[Items from an interface collection]
● ● ● ●

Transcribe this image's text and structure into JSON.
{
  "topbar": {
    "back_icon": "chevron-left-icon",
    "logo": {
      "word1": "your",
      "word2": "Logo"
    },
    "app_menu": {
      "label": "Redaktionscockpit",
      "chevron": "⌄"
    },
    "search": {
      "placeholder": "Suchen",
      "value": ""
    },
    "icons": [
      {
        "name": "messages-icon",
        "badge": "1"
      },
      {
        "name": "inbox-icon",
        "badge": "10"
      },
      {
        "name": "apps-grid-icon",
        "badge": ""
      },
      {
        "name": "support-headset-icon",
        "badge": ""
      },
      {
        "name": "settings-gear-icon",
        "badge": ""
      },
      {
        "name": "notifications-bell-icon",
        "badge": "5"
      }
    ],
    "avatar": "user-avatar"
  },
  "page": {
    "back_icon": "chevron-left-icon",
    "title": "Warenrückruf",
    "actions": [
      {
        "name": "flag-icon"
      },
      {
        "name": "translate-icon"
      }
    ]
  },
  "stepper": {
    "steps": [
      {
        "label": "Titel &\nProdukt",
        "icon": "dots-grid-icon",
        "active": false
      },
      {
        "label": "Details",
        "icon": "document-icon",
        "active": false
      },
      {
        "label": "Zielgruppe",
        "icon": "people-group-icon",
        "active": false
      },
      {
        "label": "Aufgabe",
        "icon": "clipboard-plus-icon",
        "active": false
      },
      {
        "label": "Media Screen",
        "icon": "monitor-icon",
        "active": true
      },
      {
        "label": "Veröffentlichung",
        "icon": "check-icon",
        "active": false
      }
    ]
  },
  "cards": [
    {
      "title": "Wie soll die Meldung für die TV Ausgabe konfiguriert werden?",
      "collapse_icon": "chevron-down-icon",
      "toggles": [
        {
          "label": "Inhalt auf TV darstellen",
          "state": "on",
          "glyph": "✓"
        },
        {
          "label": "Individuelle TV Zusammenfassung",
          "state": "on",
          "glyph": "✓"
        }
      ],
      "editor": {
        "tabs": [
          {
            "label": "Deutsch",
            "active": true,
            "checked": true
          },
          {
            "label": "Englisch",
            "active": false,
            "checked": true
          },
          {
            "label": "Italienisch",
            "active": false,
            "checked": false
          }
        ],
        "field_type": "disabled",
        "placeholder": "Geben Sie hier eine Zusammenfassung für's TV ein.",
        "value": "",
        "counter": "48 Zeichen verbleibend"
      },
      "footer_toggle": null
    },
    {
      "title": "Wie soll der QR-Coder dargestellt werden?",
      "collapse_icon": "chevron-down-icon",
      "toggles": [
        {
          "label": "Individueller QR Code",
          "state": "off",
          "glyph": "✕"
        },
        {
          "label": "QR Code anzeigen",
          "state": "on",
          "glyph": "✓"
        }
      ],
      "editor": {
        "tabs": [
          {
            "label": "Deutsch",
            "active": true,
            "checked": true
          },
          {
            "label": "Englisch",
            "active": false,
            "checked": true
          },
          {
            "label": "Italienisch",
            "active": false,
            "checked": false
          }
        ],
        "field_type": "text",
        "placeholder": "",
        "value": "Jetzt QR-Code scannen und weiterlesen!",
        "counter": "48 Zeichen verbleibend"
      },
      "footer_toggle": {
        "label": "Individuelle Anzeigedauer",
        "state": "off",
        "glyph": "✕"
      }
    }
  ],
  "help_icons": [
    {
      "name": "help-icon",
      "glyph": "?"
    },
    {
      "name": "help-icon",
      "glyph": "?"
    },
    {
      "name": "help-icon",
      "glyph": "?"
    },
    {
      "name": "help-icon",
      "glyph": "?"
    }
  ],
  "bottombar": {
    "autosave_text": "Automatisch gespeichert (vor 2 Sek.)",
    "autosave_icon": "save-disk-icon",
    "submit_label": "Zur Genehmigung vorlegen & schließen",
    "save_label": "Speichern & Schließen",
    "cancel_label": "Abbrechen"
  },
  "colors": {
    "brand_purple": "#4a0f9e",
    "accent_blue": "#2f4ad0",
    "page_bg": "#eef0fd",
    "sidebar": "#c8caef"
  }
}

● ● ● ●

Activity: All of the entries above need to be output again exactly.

Task solution:
Transcribe this image's text and structure into JSON.
{
  "topbar": {
    "back_icon": "chevron-left-icon",
    "logo": {
      "word1": "your",
      "word2": "Logo"
    },
    "app_menu": {
      "label": "Redaktionscockpit",
      "chevron": "⌄"
    },
    "search": {
      "placeholder": "Suchen",
      "value": ""
    },
    "icons": [
      {
        "name": "messages-icon",
        "badge": "1"
      },
      {
        "name": "inbox-icon",
        "badge": "10"
      },
      {
        "name": "apps-grid-icon",
        "badge": ""
      },
      {
        "name": "support-headset-icon",
        "badge": ""
      },
      {
        "name": "settings-gear-icon",
        "badge": ""
      },
      {
        "name": "notifications-bell-icon",
        "badge": "5"
      }
    ],
    "avatar": "user-avatar"
  },
  "page": {
    "back_icon": "chevron-left-icon",
    "title": "Warenrückruf",
    "actions": [
      {
        "name": "flag-icon"
      },
      {
        "name": "translate-icon"
      }
    ]
  },
  "stepper": {
    "steps": [
      {
        "label": "Titel &\nProdukt",
        "icon": "dots-grid-icon",
        "active": false
      },
      {
        "label": "Details",
        "icon": "document-icon",
        "active": false
      },
      {
        "label": "Zielgruppe",
        "icon": "people-group-icon",
        "active": false
      },
      {
        "label": "Aufgabe",
        "icon": "clipboard-plus-icon",
        "active": false
      },
      {
        "label": "Media Screen",
        "icon": "monitor-icon",
        "active": true
      },
      {
        "label": "Veröffentlichung",
        "icon": "check-icon",
        "active": false
      }
    ]
  },
  "cards": [
    {
      "title": "Wie soll die Meldung für die TV Ausgabe konfiguriert werden?",
      "collapse_icon": "chevron-down-icon",
      "toggles": [
        {
          "label": "Inhalt auf TV darstellen",
          "state": "on",
          "glyph": "✓"
        },
        {
          "label": "Individuelle TV Zusammenfassung",
          "state": "on",
          "glyph": "✓"
        }
      ],
      "editor": {
        "tabs": [
          {
            "label": "Deutsch",
            "active": true,
            "checked": true
          },
          {
            "label": "Englisch",
            "active": false,
            "checked": true
          },
          {
            "label": "Italienisch",
            "active": false,
            "checked": false
          }
        ],
        "field_type": "disabled",
        "placeholder": "Geben Sie hier eine Zusammenfassung für's TV ein.",
        "value": "",
        "counter": "48 Zeichen verbleibend"
      },
      "footer_toggle": null
    },
    {
      "title": "Wie soll der QR-Coder dargestellt werden?",
      "collapse_icon": "chevron-down-icon",
      "toggles": [
        {
          "label": "Individueller QR Code",
          "state": "off",
          "glyph": "✕"
        },
        {
          "label": "QR Code anzeigen",
          "state": "on",
          "glyph": "✓"
        }
      ],
      "editor": {
        "tabs": [
          {
            "label": "Deutsch",
            "active": true,
            "checked": true
          },
          {
            "label": "Englisch",
            "active": false,
            "checked": true
          },
          {
            "label": "Italienisch",
            "active": false,
            "checked": false
          }
        ],
        "field_type": "text",
        "placeholder": "",
        "value": "Jetzt QR-Code scannen und weiterlesen!",
        "counter": "48 Zeichen verbleibend"
      },
      "footer_toggle": {
        "label": "Individuelle Anzeigedauer",
        "state": "off",
        "glyph": "✕"
      }
    }
  ],
  "help_icons": [
    {
      "name": "help-icon",
      "glyph": "?"
    },
    {
      "name": "help-icon",
      "glyph": "?"
    },
    {
      "name": "help-icon",
      "glyph": "?"
    },
    {
      "name": "help-icon",
      "glyph": "?"
    }
  ],
  "bottombar": {
    "autosave_text": "Automatisch gespeichert (vor 2 Sek.)",
    "autosave_icon": "save-disk-icon",
    "submit_label": "Zur Genehmigung vorlegen & schließen",
    "save_label": "Speichern & Schließen",
    "cancel_label": "Abbrechen"
  },
  "colors": {
    "brand_purple": "#4a0f9e",
    "accent_blue": "#2f4ad0",
    "page_bg": "#eef0fd",
    "sidebar": "#c8caef"
  }
}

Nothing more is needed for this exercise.